━━━━━ Material provided

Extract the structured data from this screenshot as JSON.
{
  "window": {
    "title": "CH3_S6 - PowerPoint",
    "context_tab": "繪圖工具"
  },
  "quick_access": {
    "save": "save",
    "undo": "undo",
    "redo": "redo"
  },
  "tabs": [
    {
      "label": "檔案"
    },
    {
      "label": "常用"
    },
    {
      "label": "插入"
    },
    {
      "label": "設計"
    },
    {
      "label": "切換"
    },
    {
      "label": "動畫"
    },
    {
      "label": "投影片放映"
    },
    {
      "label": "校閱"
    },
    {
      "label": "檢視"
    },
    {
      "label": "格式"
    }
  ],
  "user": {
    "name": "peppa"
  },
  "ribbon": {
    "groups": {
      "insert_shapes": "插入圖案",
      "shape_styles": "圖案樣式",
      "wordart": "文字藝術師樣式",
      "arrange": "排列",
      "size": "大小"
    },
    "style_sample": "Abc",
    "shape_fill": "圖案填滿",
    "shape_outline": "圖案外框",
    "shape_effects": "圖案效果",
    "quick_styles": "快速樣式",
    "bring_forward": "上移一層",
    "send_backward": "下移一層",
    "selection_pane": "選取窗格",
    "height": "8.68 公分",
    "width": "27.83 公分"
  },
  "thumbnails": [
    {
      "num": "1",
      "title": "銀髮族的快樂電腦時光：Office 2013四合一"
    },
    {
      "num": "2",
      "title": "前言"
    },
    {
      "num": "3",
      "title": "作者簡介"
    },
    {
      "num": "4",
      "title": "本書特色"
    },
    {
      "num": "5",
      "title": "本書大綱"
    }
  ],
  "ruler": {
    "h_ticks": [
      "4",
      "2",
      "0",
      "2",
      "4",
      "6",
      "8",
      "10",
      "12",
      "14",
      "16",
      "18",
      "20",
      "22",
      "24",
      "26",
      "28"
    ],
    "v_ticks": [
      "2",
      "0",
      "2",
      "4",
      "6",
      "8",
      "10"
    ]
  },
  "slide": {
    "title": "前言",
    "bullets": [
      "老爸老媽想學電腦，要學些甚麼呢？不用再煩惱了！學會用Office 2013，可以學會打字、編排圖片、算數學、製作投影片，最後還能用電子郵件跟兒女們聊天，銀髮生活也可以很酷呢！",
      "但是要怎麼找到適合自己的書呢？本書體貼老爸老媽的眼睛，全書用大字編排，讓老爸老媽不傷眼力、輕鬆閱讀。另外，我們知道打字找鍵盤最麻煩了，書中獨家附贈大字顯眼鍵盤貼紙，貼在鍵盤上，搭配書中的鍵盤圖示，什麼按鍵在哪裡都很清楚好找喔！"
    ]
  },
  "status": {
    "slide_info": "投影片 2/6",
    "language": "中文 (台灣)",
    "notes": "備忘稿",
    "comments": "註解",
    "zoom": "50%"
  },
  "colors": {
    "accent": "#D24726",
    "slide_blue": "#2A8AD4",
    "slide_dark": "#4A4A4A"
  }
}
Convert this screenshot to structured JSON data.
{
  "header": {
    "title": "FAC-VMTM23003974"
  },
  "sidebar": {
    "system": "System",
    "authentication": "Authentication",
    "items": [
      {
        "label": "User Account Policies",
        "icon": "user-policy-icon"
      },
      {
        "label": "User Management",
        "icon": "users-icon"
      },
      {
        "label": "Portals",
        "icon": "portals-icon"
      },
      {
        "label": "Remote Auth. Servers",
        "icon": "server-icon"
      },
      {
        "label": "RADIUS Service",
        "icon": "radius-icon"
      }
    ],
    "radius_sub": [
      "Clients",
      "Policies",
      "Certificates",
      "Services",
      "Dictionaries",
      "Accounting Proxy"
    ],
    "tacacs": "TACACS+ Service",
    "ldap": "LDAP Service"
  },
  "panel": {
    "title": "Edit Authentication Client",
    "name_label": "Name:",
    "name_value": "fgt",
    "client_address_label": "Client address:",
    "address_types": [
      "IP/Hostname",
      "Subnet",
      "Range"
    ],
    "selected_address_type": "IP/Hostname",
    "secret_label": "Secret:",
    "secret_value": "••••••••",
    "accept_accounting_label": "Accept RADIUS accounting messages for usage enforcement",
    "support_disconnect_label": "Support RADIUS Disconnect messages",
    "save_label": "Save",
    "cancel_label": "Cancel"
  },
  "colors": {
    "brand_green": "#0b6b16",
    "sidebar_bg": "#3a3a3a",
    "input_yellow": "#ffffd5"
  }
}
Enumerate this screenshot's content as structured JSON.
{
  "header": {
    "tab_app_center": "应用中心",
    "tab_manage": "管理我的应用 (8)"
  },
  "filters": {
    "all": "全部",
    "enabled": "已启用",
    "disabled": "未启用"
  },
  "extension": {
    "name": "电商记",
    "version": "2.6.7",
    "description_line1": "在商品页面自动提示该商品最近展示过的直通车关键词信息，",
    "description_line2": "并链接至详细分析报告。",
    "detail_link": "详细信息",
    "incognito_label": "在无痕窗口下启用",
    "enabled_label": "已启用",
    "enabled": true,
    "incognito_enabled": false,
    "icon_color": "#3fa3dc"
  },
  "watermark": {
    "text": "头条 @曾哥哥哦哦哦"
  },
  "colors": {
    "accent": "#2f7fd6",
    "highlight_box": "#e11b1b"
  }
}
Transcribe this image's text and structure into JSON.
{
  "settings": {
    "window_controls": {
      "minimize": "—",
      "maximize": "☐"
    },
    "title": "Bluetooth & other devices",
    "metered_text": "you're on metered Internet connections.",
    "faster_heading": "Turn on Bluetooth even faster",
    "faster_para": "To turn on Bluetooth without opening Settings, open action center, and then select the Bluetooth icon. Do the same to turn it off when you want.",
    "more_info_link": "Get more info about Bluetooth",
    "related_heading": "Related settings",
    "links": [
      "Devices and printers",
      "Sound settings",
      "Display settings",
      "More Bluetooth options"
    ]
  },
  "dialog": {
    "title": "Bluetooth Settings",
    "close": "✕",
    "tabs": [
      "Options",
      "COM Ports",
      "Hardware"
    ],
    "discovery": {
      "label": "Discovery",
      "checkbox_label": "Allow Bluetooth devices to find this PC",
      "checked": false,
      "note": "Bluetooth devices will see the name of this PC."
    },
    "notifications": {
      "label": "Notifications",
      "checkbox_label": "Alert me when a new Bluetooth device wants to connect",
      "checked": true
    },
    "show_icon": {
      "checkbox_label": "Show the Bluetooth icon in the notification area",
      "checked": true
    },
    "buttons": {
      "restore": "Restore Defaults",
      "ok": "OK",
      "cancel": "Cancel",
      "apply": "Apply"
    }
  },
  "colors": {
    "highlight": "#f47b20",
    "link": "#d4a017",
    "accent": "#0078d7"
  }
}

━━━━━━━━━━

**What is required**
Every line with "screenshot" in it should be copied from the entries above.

**Your solution**
Extract the structured data from this screenshot as JSON.
Convert this screenshot to structured JSON data.
Enumerate this screenshot's content as structured JSON.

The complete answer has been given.